End-stage symptomatic hip OA is the most prevalent reason patients opt for a THA. Furthermore, hip osteonecrosis (ON), congenital hip abnormalities like hip dysplasia, and inflammatory arthritic illnesses are typically solved with a THA. Hip ON, however, is more common in younger patients within the 35 to 50-year range. Among the most prevalent conditions that result in the need for hip replacement are:
- Arthritis caused by a traumatic event
- Rheumatoid arthritis
- Juvenile rheumatoid arthritis
- Avascular necrosis
- Hardware failure following internal treatment of hip fractures
- Hip dysplasia and dislocations during birth
Reasons for Seeking a Diagnosis
Most of the time, severe pain, loss of range of motion, and functional limitations are the first indication that an individual might require complete hip replacement surgery.
A thorough differential diagnosis should be conducted for individuals complaining of hip pain. It is frequently referred to from either the spine or pelvis and has no relation to the hip joint itself. The diagnosis and care will be guided by an orthopedic surgeon.
Diagnosing the Problem
When it comes to X-rays, AP radiography is the first and, in many cases, only radiological examination sought as it may diagnose or confirm many diseases requiring a hip replacement. This will direct the need for more investigations if any are required. CT and MRI scans may be utilized to make a diagnosis as well.
Get Help Today
People from all walks of life may benefit from a hip replacement. If you are experiencing pain, you may want to contact The Practice of Matthew D. Barber, M.D. in Mobile, AL for a diagnosis. Not only can we help figure out what is wrong, but we can also help you get back to the life you want to live.
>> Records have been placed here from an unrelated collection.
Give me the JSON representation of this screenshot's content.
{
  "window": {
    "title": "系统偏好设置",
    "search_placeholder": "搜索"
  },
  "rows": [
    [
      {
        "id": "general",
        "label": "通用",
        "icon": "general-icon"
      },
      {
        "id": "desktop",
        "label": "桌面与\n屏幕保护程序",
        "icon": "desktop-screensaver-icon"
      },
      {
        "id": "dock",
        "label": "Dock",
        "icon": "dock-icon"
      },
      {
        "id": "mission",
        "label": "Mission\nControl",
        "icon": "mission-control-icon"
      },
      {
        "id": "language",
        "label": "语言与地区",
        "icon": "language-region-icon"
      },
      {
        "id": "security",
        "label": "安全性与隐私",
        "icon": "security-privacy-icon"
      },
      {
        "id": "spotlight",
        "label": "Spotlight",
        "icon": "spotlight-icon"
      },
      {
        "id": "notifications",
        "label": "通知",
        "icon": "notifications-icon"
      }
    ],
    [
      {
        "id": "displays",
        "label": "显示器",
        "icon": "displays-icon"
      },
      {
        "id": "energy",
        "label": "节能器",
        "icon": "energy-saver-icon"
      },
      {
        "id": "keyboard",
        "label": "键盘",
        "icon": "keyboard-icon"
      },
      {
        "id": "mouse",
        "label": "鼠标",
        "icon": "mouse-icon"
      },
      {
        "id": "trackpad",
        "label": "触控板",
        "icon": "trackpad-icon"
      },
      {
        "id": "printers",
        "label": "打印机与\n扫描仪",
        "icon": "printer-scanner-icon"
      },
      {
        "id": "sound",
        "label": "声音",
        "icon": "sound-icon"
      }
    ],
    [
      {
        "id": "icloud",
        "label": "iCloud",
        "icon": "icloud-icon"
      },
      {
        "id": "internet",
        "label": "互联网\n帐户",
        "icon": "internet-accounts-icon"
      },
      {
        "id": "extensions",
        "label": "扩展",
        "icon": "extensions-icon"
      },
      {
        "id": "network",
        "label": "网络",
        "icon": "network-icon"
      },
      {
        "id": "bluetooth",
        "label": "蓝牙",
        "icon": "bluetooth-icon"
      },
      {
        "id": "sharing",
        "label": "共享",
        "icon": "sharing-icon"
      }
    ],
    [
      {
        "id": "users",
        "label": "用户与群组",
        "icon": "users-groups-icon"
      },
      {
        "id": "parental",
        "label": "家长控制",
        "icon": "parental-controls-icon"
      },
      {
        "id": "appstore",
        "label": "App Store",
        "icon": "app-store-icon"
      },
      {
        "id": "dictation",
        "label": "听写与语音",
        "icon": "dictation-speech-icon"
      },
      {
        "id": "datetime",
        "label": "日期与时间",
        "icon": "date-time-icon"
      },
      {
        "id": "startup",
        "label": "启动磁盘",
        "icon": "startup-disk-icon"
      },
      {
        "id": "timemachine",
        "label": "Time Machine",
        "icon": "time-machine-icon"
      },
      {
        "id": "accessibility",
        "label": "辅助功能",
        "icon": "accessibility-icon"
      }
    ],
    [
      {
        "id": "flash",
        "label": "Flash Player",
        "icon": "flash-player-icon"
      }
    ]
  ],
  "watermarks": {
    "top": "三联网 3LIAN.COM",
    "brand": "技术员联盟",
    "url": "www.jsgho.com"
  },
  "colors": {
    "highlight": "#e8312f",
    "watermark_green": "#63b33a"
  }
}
While Dr Barber focuses exclusively on the management of knee and hip problems with a focus on joint replacement procedures, he is proud to be a source of information for patients and has several specialist partners at ALABAMA ORTHOPAEDIC CLINIC who are available to treat any orthopedic condition.